[TASK DETAILS]:
Search the data for the word "that" and copy every line where it occurs.

*** Opening of DATA ***

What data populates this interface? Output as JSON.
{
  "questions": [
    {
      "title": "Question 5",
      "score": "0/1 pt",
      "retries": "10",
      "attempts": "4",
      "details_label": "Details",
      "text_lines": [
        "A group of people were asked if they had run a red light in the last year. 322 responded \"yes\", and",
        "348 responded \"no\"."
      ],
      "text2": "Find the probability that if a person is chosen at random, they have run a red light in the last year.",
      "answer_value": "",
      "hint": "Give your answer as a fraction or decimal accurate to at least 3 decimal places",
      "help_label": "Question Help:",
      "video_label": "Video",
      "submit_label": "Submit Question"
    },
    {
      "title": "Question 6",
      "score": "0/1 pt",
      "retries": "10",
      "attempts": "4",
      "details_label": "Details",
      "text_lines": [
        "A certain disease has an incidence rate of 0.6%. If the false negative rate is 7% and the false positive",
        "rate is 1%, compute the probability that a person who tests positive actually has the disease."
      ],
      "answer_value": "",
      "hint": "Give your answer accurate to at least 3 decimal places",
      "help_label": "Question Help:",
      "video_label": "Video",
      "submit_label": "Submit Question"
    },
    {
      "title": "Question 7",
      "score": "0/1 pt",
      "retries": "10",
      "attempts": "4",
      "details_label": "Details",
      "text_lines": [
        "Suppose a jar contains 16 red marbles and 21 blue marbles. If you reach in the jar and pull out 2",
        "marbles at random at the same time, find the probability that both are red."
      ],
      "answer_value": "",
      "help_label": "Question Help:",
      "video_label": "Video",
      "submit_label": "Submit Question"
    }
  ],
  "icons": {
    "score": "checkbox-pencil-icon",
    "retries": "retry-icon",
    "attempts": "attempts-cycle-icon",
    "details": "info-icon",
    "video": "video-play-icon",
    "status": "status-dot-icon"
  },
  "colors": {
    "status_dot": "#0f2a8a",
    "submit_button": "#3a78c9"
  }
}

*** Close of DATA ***

[RESPONSE BOX]:
      "text2": "Find the probability that if a person is chosen at random, they have run a red light in the last year.",
        "rate is 1%, compute the probability that a person who tests positive actually has the disease."
        "marbles at random at the same time, find the probability that both are red."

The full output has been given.